IAN CAMPBELL, Chairman of the Judges, International Trade Awards 2009:Companies that trade internationally have a much greater of succeeding in the long term.They're less susceptible to the ups and downs of the domestic market, they're able to spread their risks across a number of different markets, so when one market perhaps is booming and the other one is not doing so well, they can focus more of their effort in the better market.They can spread their development costs over a much greater area, so instead of producing something for a market of 100,000 companies in the UK, they can produce something that maybe they can sell to 500,000 companies worldwide.They also have the opportunity to trade in different markets and to learn from those different markets...so a product that perhaps they haven't thought of for this market, they will come across in another market overseas that is being developed by one of their competitors and think, 'yeah, that's something that we could make, we could sell, we could produce.'
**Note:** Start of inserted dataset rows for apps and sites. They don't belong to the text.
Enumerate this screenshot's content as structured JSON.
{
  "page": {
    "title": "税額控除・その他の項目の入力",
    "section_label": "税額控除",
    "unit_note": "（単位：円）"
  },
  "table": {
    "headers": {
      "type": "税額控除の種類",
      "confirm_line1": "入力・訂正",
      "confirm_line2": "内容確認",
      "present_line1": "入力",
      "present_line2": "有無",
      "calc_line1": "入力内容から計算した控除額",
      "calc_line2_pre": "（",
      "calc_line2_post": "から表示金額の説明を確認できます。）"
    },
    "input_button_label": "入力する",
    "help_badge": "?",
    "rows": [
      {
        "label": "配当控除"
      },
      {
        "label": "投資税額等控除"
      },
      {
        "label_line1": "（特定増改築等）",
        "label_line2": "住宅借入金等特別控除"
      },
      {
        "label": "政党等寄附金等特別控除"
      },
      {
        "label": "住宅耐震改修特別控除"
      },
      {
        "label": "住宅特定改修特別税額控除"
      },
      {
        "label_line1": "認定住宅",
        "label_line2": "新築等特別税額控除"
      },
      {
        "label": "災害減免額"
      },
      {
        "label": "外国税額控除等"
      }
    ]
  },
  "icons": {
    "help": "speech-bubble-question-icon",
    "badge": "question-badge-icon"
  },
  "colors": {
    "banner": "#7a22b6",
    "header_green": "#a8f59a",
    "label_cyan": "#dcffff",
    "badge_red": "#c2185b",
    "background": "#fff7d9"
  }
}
STEPHEN BATES, CEO, ITRS Group:I think in the modern world, for business, you don't have the choice. You have to look at a much broader market than just the UK shores.
THIBAUD LANGLET, Head of ITRS Asia:Asia is the growing market for the world economy today. China in particular. We started in Hong Kong, it's the gateway, I would say, to China. Hopefully we'll be able to replicate what we've successfully done in Europe and continue to grow in other places like Singapore and Tokyo aswell.
JASON THEODOROU, Fresh Business Thinking:Do you advise British businesses to trade internationally?
MISHA KIPNIS, Chief Technology Officer & Co-Founder, ITRS Group:I think it really depends on what kind of business it is. I think you really have to look at the business and think, is it going to gain from being internationally present? There is a big overhead on having offices around the world because you have to maintain the standards that you have when you start, and it's quite difficult to do that because you're working through people and also there are different cultures. It's quite difficult to keep it all together.It's a challenge but it definitely pays back once you've got it all organized and you have it all working well.
IAN CAMPBELL, Chairman of the Judges, International Trade Awards 2009:So there are a whole raft of different reasons, but generally speaking, it's down to the fact that if you trade overseas, you're more likely to stay in business a lot longer.